We are looking for an interdisciplinary mix of students, artists, designers, musicians, performers, new media developers and people involved in various other ways in creative processes. The workshop brings together participants from a variety of backgrounds and fields of knowledge. Participants do not need to have any knowledge of or experience with electronics or technology to take part.
Registration is full. Please join us at 7pm for the performance.
Jonah Brucker-Cohen is a researcher, artist, Ph.D. candidate, and HEA MMRP fellow in the Disruptive Design Team of the Networking and Telecommunications Research Group (NTRG), Trinity College Dublin. He was also a Research Fellow in the Human Connectedness Group at Media Lab Europe. He received a Masters from the Interactive Telecommunications Program at NYU and was an Interval Research Fellow there creating interactive networked projects. His work and thesis focuses on the theme of “Deconstructing Networks” which includes projects that attempt to critically challenge and subvert accepted perceptions of network interaction and experience. URL: www.coin-operated.com/
Katherine Moriwaki is an artist and researcher investigating clothing and accessories as the active conduit through which people create network relationships in public space. After receiving her Masters degree from the Interactive Telecommunications Program at New York University’s Tisch School of the Arts, Katherine co-developed and taught the groundbreaking collaboration studio “Fashionable Technology” at Parson’s School of Design. Currently she is a

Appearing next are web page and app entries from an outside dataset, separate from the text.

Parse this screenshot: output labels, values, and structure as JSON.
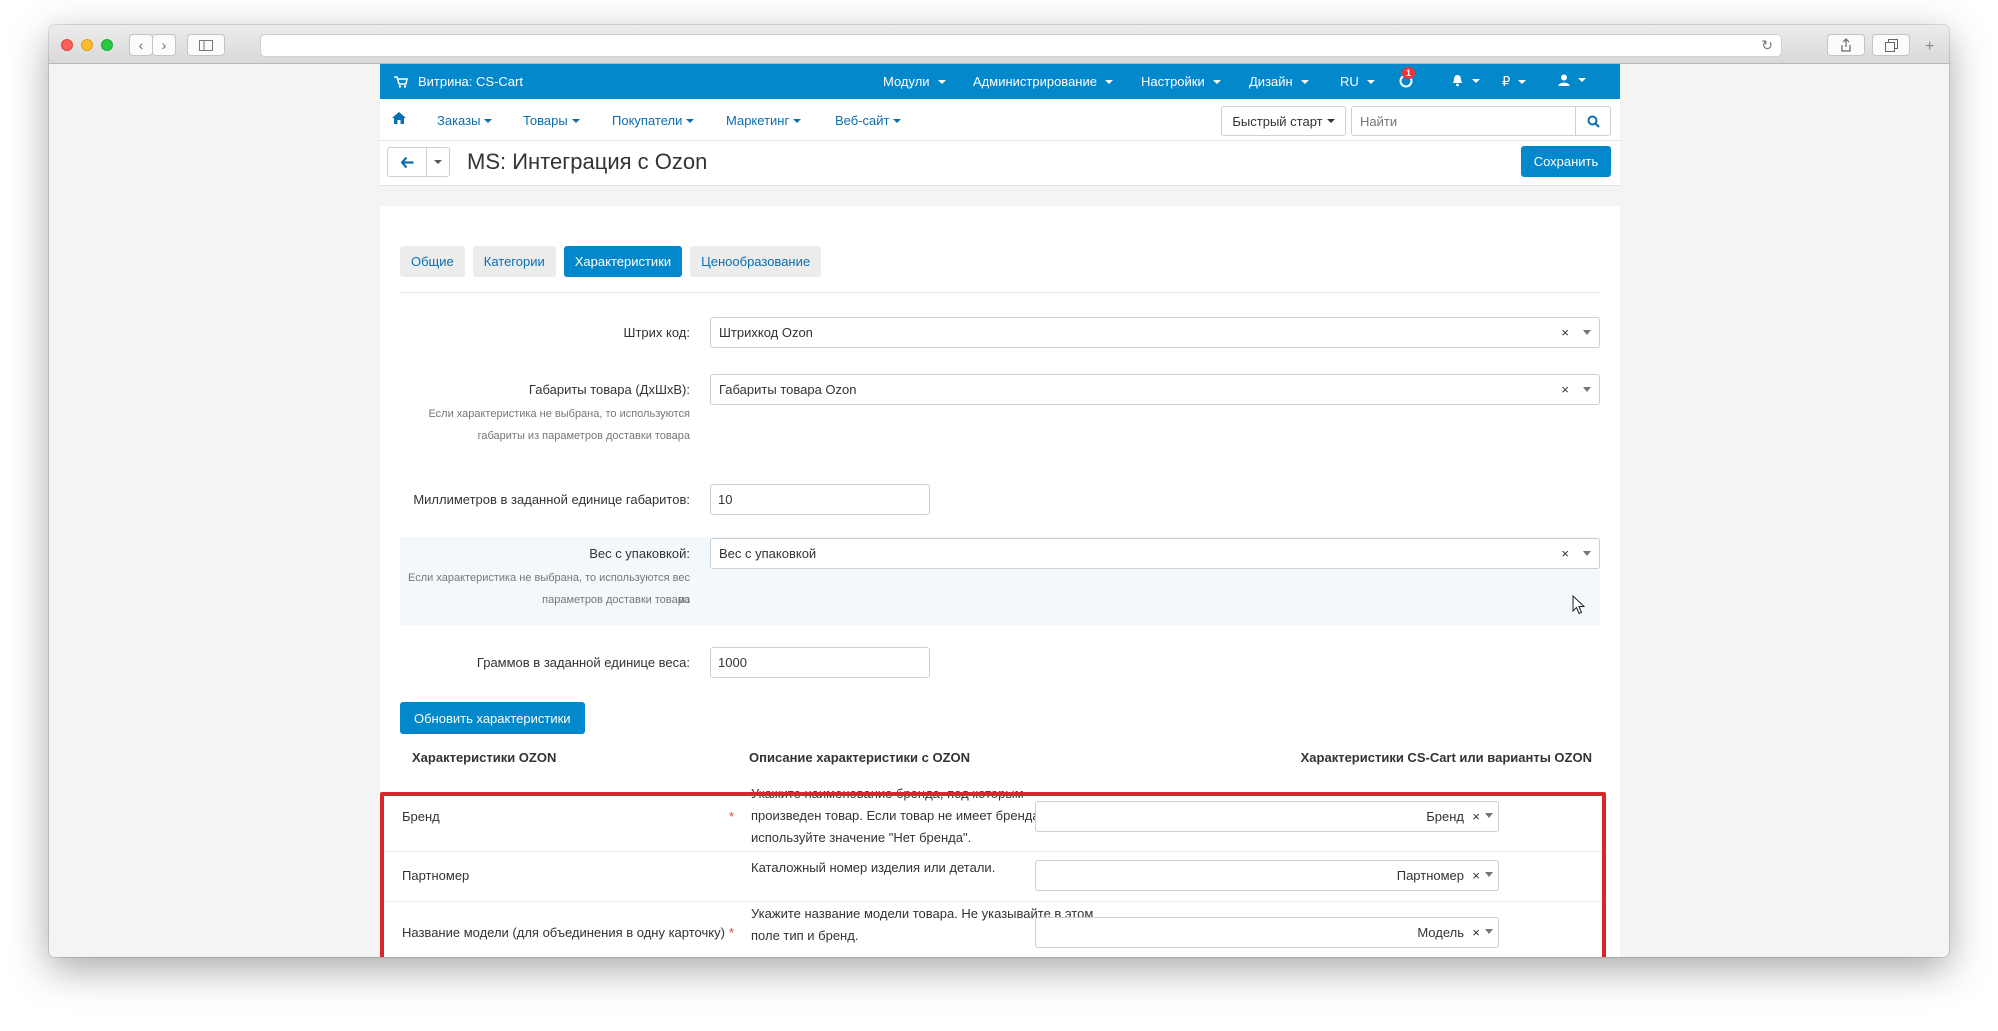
{
  "topbar": {
    "store_label": "Витрина: CS-Cart",
    "menus": [
      "Модули",
      "Администрирование",
      "Настройки",
      "Дизайн",
      "RU"
    ],
    "notification_count": "1",
    "currency": "₽"
  },
  "navbar": {
    "items": [
      "Заказы",
      "Товары",
      "Покупатели",
      "Маркетинг",
      "Веб-сайт"
    ],
    "quick_start": "Быстрый старт",
    "search_placeholder": "Найти"
  },
  "page": {
    "title": "MS: Интеграция с Ozon",
    "save_label": "Сохранить"
  },
  "tabs": [
    "Общие",
    "Категории",
    "Характеристики",
    "Ценообразование"
  ],
  "active_tab": "Характеристики",
  "form": {
    "barcode": {
      "label": "Штрих код:",
      "value": "Штрихкод Ozon"
    },
    "dimensions": {
      "label": "Габариты товара (ДхШхВ):",
      "value": "Габариты товара Ozon",
      "help_1": "Если характеристика не выбрана, то используются",
      "help_2": "габариты из параметров доставки товара"
    },
    "mm_per_unit": {
      "label": "Миллиметров в заданной единице габаритов:",
      "value": "10"
    },
    "weight": {
      "label": "Вес с упаковкой:",
      "value": "Вес с упаковкой",
      "help_1": "Если характеристика не выбрана, то используются вес из",
      "help_2": "параметров доставки товара"
    },
    "grams_per_unit": {
      "label": "Граммов в заданной единице веса:",
      "value": "1000"
    },
    "update_button": "Обновить характеристики"
  },
  "table": {
    "headers": [
      "Характеристики OZON",
      "Описание характеристики с OZON",
      "Характеристики CS-Cart или варианты OZON"
    ],
    "rows": [
      {
        "name": "Бренд",
        "required": "*",
        "desc_1": "Укажите наименование бренда, под которым",
        "desc_2": "произведен товар. Если товар не имеет бренда,",
        "desc_3": "используйте значение \"Нет бренда\".",
        "value": "Бренд"
      },
      {
        "name": "Партномер",
        "desc_1": "Каталожный номер изделия или детали.",
        "value": "Партномер"
      },
      {
        "name": "Название модели (для объединения в одну карточку)",
        "required": "*",
        "desc_1": "Укажите название модели товара. Не указывайте в этом",
        "desc_2": "поле тип и бренд.",
        "value": "Модель"
      }
    ]
  },
  "colors": {
    "brand": "#0388cc",
    "highlight_border": "#d9262c"
  }
}
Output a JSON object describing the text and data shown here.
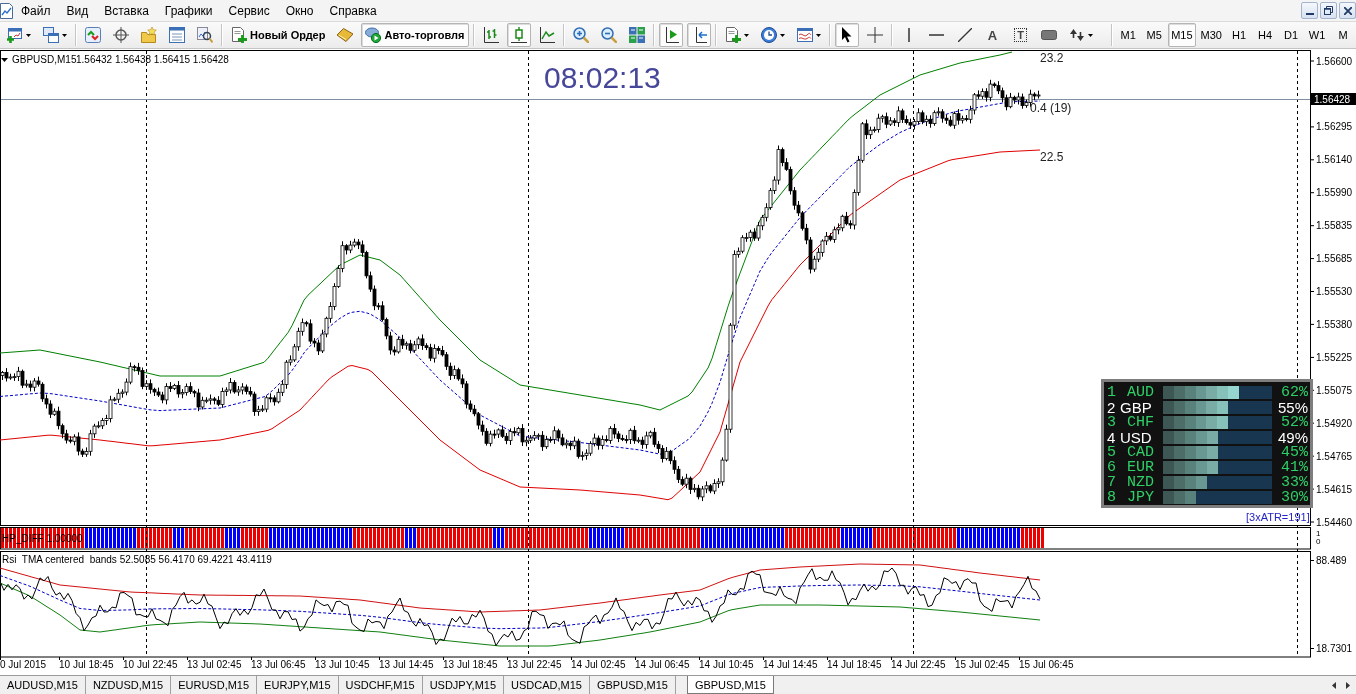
{
  "menu_bar": {
    "items": [
      "Файл",
      "Вид",
      "Вставка",
      "Графики",
      "Сервис",
      "Окно",
      "Справка"
    ]
  },
  "window_controls": [
    {
      "kind": "minimize"
    },
    {
      "kind": "restore"
    },
    {
      "kind": "close"
    }
  ],
  "toolbar": {
    "groups": [
      [
        {
          "kind": "newchart",
          "dropdown": true
        },
        {
          "kind": "profiles",
          "dropdown": true
        }
      ],
      [
        {
          "kind": "marketwatch"
        },
        {
          "kind": "datawindow"
        },
        {
          "kind": "navigator"
        },
        {
          "kind": "terminal"
        },
        {
          "kind": "tester"
        }
      ],
      [
        {
          "kind": "neworder",
          "label": "Новый Ордер"
        },
        {
          "kind": "editor"
        },
        {
          "kind": "autotrading",
          "label": "Авто-торговля",
          "on": true
        }
      ],
      [
        {
          "kind": "barchart",
          "selected": false
        },
        {
          "kind": "candles",
          "selected": true
        },
        {
          "kind": "linechart",
          "selected": false
        }
      ],
      [
        {
          "kind": "zoomin"
        },
        {
          "kind": "zoomout"
        },
        {
          "kind": "tile"
        }
      ],
      [
        {
          "kind": "shift",
          "on": true
        },
        {
          "kind": "autoscroll",
          "on": true
        }
      ],
      [
        {
          "kind": "indicators",
          "dropdown": true
        },
        {
          "kind": "periods",
          "dropdown": true
        },
        {
          "kind": "templates",
          "dropdown": true
        }
      ],
      [
        {
          "kind": "cursor",
          "selected": true
        },
        {
          "kind": "crosshair",
          "selected": false
        }
      ],
      [
        {
          "kind": "vline"
        },
        {
          "kind": "hline"
        },
        {
          "kind": "trendline"
        },
        {
          "kind": "text",
          "glyph": "A"
        },
        {
          "kind": "label",
          "glyph": "T"
        },
        {
          "kind": "rectangle"
        },
        {
          "kind": "arrows",
          "dropdown": true
        }
      ],
      [
        {
          "kind": "timeframe",
          "label": "M1",
          "selected": false
        },
        {
          "kind": "timeframe",
          "label": "M5",
          "selected": false
        },
        {
          "kind": "timeframe",
          "label": "M15",
          "selected": true
        },
        {
          "kind": "timeframe",
          "label": "M30",
          "selected": false
        },
        {
          "kind": "timeframe",
          "label": "H1",
          "selected": false
        },
        {
          "kind": "timeframe",
          "label": "H4",
          "selected": false
        },
        {
          "kind": "timeframe",
          "label": "D1",
          "selected": false
        },
        {
          "kind": "timeframe",
          "label": "W1",
          "selected": false
        },
        {
          "kind": "timeframe",
          "label": "M",
          "selected": false
        }
      ]
    ]
  },
  "chart": {
    "symbol": "GBPUSD,M15",
    "quotes": "1.56432 1.56438 1.56415 1.56428",
    "clock": "08:02:13",
    "band_labels": [
      "23.2",
      "0.4 (19)",
      "22.5"
    ],
    "price_axis": [
      "1.56600",
      "1.56295",
      "1.56140",
      "1.55990",
      "1.55835",
      "1.55685",
      "1.55530",
      "1.55380",
      "1.55225",
      "1.55075",
      "1.54920",
      "1.54765",
      "1.54615",
      "1.54460"
    ],
    "current_price": "1.56428",
    "atr_label": "[3xATR=191]",
    "strength_panel": {
      "rows": [
        {
          "rank": "1",
          "currency": "AUD",
          "level": 0.7,
          "percent": "62%",
          "highlighted": false
        },
        {
          "rank": "2",
          "currency": "GBP",
          "level": 0.6,
          "percent": "55%",
          "highlighted": true
        },
        {
          "rank": "3",
          "currency": "CHF",
          "level": 0.6,
          "percent": "52%",
          "highlighted": false
        },
        {
          "rank": "4",
          "currency": "USD",
          "level": 0.5,
          "percent": "49%",
          "highlighted": true
        },
        {
          "rank": "5",
          "currency": "CAD",
          "level": 0.5,
          "percent": "45%",
          "highlighted": false
        },
        {
          "rank": "6",
          "currency": "EUR",
          "level": 0.5,
          "percent": "41%",
          "highlighted": false
        },
        {
          "rank": "7",
          "currency": "NZD",
          "level": 0.4,
          "percent": "33%",
          "highlighted": false
        },
        {
          "rank": "8",
          "currency": "JPY",
          "level": 0.3,
          "percent": "30%",
          "highlighted": false
        }
      ]
    }
  },
  "hp_diff": {
    "label": "HP_DIFF 1.00000",
    "axis": [
      "1",
      "0"
    ]
  },
  "rsi": {
    "label": "Rsi  TMA centered  bands 52.5085 56.4170 69.4221 43.4119",
    "axis": [
      "88.489",
      "18.7301"
    ]
  },
  "time_axis": [
    "0 Jul 2015",
    "10 Jul 18:45",
    "10 Jul 22:45",
    "13 Jul 02:45",
    "13 Jul 06:45",
    "13 Jul 10:45",
    "13 Jul 14:45",
    "13 Jul 18:45",
    "13 Jul 22:45",
    "14 Jul 02:45",
    "14 Jul 06:45",
    "14 Jul 10:45",
    "14 Jul 14:45",
    "14 Jul 18:45",
    "14 Jul 22:45",
    "15 Jul 02:45",
    "15 Jul 06:45"
  ],
  "tabs": [
    {
      "label": "AUDUSD,M15",
      "selected": false
    },
    {
      "label": "NZDUSD,M15",
      "selected": false
    },
    {
      "label": "EURUSD,M15",
      "selected": false
    },
    {
      "label": "EURJPY,M15",
      "selected": false
    },
    {
      "label": "USDCHF,M15",
      "selected": false
    },
    {
      "label": "USDJPY,M15",
      "selected": false
    },
    {
      "label": "USDCAD,M15",
      "selected": false
    },
    {
      "label": "GBPUSD,M15",
      "selected": false
    },
    {
      "label": "GBPUSD,M15",
      "selected": true
    }
  ]
}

Ph.D. Candidate in the Networks and Telecommunications Research Group at Trinity College Dublin. URL: www.kakirine.com